"When we came home, Tim and I went out together but he had to return to the States. We still saw each other when we could and when he was over here he proposed to me as we walked to my parents' home in the dark, with Tim carrying two big containers of milk.
"He got down on his knee on the street where I lived and in an instant, I said I would marry him."
Tim, who gained a master's degree in business here, has now called time-out on his playing career, but he hasn't given up on ice hockey completely, as he works with the New York Islanders NHL side on their corporate and marketing team.
A homebird she may be but Deborah never had any doubts about flying the coop to the States. "The opportunities for Tim are better there and people thought that would be the case for me too, but I love coming home and I love the work that I get to do here.
"The travelling back and forth may sound tough, but with direct flights between Belfast and New York it's not that hard in reality."
Deborah admits, however, that if Broadway came knocking at her door she would answer with a yes.
"But I'm not rapidly photocopying what they call my resumes and sending them out to all the important people," she says.
"So, if it happens, it happens."
In recent times, a number of Northern Ireland productions have transferred with critical acclaim to New York. "So you never know – a show I choreograph here could take me over there anyway," she says.
Deborah and Tim recently bought a new house in Bloomfield in New Jersey which is just 15 minutes away from New York City.
The proximity of Broadway is a big bonus for Deborah, who goes to as many shows there as she can.

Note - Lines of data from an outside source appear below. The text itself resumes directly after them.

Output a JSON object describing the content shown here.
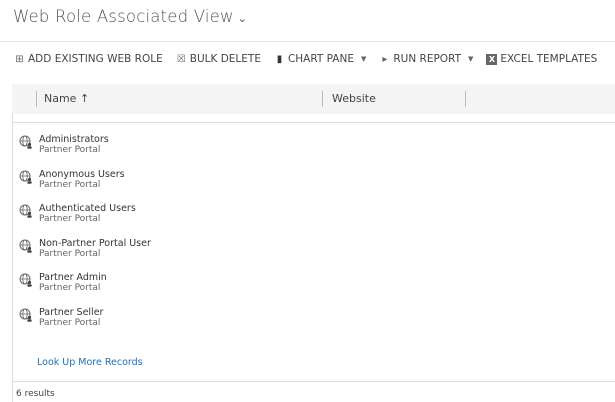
{
  "title": "Web Role Associated View",
  "toolbar": [
    {
      "label": "ADD EXISTING WEB ROLE",
      "icon": "add-record-icon",
      "dropdown": false
    },
    {
      "label": "BULK DELETE",
      "icon": "bulk-delete-icon",
      "dropdown": false
    },
    {
      "label": "CHART PANE",
      "icon": "chart-icon",
      "dropdown": true
    },
    {
      "label": "RUN REPORT",
      "icon": "report-icon",
      "dropdown": true
    },
    {
      "label": "EXCEL TEMPLATES",
      "icon": "excel-icon",
      "dropdown": false
    }
  ],
  "columns": {
    "name": "Name ↑",
    "website": "Website"
  },
  "rows": [
    {
      "name": "Administrators",
      "website": "Partner Portal"
    },
    {
      "name": "Anonymous Users",
      "website": "Partner Portal"
    },
    {
      "name": "Authenticated Users",
      "website": "Partner Portal"
    },
    {
      "name": "Non-Partner Portal User",
      "website": "Partner Portal"
    },
    {
      "name": "Partner Admin",
      "website": "Partner Portal"
    },
    {
      "name": "Partner Seller",
      "website": "Partner Portal"
    }
  ],
  "more_link": "Look Up More Records",
  "footer": "6 results",
  "colors": {
    "link": "#1f6fb5",
    "header_bg": "#f4f4f4"
  }
}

"It's inspiring to watch them. And I'm always trying to take in as much I can from the productions."
Deborah reckons she was born "in the lucky corner" and she adds: "Tim really is the best person and we have a great life in Bloomfield, where I get to swan about going to lunches like one of those women you see on the TV."